Today’s story is somewhat rare in that it is a morality tale. With a few exceptions (like Dōchin’s lesson about pride), most of the stories in Shokoku hyakumonogatari read like news reports, simply explaining what happened without commentary or justification for why something happens. Like Matsuura Iyo’s bakemono, or the henge that killed Itagaki Saburō, Japanese folktales often lack logical explanations.
During the Edo period, the shogunate strongly promoted Buddhism—a striking reversal from earlier policies. The temples became a very powerful institution. Many old folktales were re-imagined as morality plays with Buddhist messages that sometimes feel tacked on. Stories like today’s are entertaining on the one hand, but they also serve a secondary purpose of educating people about sin and virtue, and reminding them of their consequences.
How Kiya no Sukegorō’s Mother Ate a Dead Man in Her Dream
There was a man named Kiya no Sukegorō in the Kitano area of Kyōto. His mother was exceedingly greedy and had no interest in performing charity or good deeds. She was stingy and always gossiping about other people, envying their good fortunes and reveling in their misfortunes. She put no thought at all towards her next life.

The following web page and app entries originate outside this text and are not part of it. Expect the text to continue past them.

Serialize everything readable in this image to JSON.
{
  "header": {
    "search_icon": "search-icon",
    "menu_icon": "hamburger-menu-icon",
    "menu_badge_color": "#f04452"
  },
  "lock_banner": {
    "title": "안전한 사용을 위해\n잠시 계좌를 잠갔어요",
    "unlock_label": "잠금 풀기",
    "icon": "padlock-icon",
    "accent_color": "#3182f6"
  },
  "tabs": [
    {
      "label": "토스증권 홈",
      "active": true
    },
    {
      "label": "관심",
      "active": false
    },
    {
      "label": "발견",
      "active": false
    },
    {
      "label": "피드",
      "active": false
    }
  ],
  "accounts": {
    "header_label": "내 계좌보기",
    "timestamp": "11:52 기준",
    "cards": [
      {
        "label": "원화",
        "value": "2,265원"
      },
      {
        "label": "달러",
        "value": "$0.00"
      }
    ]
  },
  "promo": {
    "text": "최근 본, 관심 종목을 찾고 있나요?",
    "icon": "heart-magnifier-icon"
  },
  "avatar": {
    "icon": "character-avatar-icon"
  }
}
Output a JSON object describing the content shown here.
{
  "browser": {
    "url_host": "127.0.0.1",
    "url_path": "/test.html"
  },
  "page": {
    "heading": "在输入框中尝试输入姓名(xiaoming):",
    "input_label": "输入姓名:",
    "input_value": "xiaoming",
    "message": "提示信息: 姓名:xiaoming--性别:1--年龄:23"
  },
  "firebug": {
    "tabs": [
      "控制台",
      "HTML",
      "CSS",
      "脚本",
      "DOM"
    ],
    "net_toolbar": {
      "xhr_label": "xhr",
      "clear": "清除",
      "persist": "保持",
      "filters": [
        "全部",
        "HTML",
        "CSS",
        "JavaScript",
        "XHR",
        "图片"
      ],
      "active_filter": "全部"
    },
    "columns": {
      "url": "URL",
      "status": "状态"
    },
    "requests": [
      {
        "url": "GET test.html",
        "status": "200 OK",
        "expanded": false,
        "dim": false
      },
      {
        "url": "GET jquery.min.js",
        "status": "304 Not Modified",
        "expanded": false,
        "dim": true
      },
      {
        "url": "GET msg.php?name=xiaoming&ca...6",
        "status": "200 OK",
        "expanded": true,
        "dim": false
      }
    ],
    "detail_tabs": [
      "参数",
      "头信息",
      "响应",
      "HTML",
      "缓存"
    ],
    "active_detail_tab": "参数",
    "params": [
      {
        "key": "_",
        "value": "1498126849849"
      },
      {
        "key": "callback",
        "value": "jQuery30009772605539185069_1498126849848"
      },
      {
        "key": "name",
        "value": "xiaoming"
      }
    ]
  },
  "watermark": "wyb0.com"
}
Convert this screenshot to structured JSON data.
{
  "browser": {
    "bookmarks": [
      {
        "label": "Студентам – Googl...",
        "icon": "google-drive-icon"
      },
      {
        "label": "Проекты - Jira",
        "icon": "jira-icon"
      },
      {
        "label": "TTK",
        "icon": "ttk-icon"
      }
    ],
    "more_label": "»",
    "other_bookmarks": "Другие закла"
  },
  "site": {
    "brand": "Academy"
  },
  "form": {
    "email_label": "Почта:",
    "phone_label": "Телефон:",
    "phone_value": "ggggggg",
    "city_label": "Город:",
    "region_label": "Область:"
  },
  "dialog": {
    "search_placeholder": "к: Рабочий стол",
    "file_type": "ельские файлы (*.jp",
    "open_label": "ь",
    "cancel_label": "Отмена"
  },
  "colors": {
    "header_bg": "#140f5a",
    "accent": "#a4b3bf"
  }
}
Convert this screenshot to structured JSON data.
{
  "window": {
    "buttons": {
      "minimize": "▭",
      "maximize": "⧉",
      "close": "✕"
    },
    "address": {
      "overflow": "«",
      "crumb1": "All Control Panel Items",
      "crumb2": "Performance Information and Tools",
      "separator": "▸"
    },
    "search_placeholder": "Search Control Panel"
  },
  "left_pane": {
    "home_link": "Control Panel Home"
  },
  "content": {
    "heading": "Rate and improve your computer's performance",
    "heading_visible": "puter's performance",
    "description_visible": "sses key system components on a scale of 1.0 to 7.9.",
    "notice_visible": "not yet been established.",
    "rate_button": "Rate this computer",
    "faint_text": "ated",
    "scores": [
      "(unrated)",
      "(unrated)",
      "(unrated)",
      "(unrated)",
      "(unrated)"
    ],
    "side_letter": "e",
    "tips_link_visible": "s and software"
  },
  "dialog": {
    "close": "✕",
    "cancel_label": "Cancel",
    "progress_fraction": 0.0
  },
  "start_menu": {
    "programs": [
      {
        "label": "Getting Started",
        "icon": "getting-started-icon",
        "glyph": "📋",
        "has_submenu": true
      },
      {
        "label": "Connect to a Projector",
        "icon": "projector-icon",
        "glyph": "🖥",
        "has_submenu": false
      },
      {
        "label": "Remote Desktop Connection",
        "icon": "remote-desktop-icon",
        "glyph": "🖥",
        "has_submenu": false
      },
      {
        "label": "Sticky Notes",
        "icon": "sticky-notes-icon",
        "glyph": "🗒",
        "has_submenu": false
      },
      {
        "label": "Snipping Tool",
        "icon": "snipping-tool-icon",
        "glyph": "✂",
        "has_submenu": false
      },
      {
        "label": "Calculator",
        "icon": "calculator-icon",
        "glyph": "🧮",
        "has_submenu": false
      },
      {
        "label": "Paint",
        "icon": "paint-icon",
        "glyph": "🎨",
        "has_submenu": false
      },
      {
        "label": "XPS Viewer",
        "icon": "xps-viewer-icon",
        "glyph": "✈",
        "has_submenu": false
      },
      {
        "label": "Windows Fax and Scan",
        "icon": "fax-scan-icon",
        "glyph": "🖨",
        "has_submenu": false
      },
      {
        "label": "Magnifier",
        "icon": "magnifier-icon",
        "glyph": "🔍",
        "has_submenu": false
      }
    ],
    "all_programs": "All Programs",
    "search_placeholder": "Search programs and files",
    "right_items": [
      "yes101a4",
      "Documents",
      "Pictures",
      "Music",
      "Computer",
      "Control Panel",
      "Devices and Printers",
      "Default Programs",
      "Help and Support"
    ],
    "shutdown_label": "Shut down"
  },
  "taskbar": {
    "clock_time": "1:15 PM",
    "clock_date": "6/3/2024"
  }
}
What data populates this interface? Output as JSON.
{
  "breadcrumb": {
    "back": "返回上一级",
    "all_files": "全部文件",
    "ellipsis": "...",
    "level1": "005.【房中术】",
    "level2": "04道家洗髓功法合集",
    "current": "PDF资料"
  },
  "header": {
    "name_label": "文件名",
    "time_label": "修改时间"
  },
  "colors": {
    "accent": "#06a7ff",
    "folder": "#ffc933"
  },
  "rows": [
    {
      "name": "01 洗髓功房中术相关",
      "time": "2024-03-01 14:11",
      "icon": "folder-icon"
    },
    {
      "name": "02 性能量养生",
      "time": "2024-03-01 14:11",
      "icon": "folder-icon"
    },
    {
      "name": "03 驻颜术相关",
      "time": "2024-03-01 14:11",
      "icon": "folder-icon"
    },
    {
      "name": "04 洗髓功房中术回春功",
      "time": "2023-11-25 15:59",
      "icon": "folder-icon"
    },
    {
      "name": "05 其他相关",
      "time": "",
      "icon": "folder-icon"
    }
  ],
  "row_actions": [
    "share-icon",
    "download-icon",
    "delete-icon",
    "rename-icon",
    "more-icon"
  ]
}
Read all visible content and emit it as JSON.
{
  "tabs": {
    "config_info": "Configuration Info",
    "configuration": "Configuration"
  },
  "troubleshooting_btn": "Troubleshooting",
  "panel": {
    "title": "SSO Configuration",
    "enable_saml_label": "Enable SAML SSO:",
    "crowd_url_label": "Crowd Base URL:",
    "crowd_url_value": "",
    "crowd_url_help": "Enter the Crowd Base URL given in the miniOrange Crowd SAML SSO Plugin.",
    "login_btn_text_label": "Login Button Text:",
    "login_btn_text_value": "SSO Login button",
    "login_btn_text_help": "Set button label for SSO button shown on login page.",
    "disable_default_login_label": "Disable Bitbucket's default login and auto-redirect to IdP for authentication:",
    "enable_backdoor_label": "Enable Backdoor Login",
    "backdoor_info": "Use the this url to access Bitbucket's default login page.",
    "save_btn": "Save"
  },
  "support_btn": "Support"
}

One morning, she felt ill and stayed in bed longer than usual. Sukegorō went out early that morning to Ichijō Modoribashi on an errand. Underneath the bridge, Sukegorō witnessed an old woman tearing up dead people and eating them.
Looking closer, he saw that the old woman was the spitting image of his own mother. Sukegorō was shocked, and he hurried home. When he woke up his sleeping mother, she seemed greatly disturbed.
“I just had the most awful dream,” she said.
“What kind of dream?” asked Sukegorō.
“I saw myself underneath the bridge at Ichijō Modoribashi. I was tearing up dead people and eating them. It was miserable! But then, thankfully, you came here and woke me up,” she explained.
Sukegorō’s mother’s illness rapidly worsened, and she soon died. Truly she had descended directly from the living world into hell. Sukegorō was overcome with worry about her next life, and his grief was immeasurable. Not long after, Sukegorō entered the priesthood and became a monk.